Harriet Tubman Day. http://www.harriettubman.com/day.html
Humez, Jean M. "Tubman, Harriet." Americans at War. Ed. John P. Resch. Vol. 2: 1816-1900. Detroit: Macmillan Reference USA, 2005. 169-171. Gale Virtual Reference Library. Gale. SAN DIEGO CITY COLLEGE. 9 Mar. 2009 http://go.galegroup.com/ps/start.do?p=GVRL&u=cclc_sandiegocc.
Maxwell, Louise P. "Tubman, Harriet." Encyclopedia of African-American Culture and History. Ed. Colin A. Palmer. Vol. 5. 2nd ed. Detroit: Macmillan Reference USA, 2006. 2210-2212. Gale Virtual Reference Library. Gale. SAN DIEGO CITY COLLEGE. 9 Mar. 2009 http://go.galegroup.com/ps/start.do?p=GVRL&u=cclc_sandiegocc.
Both pictures of Elfreth's Alley, Philadelphia, PA, USA, from Brian Dunaway, 12-25-6, under the Creative Commons Attribution 2.5.
Early American Narratives
New Tales From Middle Earth
Star Wars: The Saga
Narnia: Beyond the Wardrobe
Zone : History
Pax Romana - Out of Print
The Lion's Den
My Reference Books:
Book of Ages
Infinite Worlds: The Realms of Speculative Fiction
From the Balcony
My Favorite Reads:
Yes! Josiah meets Captain Rogers (go Chala!) and connects with him. If only there were 2000 year old crystal glasses. Then it would be perfection in a Panda. :-)
Oct 03, 2018 05:04 amThe Thanks for Letting Me Relive the Moment Panda for a Lovely Post
Sep 24, 2018 04:53 amThe Well Yes Panda for Someone Who Was an Upstanding Citizen... But Why Is There a Web in the Cave?
Sep 09, 2018 04:33 amFor the fine senator of the Calaron Sector who represents the good people and the great planets of his sector and for Turman, who is such a jolly good fellow

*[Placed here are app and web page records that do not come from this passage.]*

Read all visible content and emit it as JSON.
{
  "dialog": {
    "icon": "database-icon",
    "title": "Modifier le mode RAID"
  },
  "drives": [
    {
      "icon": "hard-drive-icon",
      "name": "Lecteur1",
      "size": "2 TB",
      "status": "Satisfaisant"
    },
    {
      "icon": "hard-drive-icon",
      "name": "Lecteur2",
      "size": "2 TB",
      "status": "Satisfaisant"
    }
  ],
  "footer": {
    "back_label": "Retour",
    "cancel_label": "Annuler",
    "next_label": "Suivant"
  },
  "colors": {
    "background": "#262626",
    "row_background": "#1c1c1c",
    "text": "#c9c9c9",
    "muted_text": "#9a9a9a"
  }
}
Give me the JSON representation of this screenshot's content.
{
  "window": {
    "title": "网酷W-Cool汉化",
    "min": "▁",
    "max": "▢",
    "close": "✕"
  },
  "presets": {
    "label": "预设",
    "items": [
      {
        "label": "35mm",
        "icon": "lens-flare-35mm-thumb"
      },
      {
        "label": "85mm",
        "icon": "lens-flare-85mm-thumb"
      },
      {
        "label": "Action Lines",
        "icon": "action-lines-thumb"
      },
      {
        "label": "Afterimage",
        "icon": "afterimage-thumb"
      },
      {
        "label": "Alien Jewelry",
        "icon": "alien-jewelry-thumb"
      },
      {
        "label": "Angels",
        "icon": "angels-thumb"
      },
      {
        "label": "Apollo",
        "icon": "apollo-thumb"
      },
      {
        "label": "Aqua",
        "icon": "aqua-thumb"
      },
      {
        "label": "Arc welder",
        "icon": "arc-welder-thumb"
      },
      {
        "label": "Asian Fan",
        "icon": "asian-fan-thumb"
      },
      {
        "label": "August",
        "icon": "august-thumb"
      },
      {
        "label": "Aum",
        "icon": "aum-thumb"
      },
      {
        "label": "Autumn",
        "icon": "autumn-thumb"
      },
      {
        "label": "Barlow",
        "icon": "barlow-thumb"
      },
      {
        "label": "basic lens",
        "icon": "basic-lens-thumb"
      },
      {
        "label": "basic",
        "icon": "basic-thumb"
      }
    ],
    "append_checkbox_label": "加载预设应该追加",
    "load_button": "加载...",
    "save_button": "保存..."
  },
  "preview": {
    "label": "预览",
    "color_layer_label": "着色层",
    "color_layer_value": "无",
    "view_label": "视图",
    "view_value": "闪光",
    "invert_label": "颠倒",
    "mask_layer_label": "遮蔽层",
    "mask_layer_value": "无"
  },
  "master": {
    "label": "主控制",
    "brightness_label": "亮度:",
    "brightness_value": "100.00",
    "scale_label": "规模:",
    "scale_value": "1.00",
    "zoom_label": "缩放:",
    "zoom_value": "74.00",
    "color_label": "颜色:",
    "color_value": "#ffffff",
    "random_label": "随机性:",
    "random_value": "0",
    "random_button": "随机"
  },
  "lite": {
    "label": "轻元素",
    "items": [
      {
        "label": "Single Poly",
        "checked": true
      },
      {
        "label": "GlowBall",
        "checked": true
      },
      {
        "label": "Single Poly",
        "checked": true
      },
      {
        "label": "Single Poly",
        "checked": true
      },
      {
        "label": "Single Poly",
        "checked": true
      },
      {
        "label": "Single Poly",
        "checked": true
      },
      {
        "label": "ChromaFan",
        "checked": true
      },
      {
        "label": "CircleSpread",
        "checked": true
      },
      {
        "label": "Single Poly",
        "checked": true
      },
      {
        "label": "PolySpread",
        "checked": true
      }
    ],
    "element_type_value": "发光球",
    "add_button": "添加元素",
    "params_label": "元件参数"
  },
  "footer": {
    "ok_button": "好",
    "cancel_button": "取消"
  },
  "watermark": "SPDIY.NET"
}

Sep 02, 2018 05:27 amThe Aaah, So Sweet and Bittersweet Panda for Glorious Writing
Aug 12, 2018 03:12 am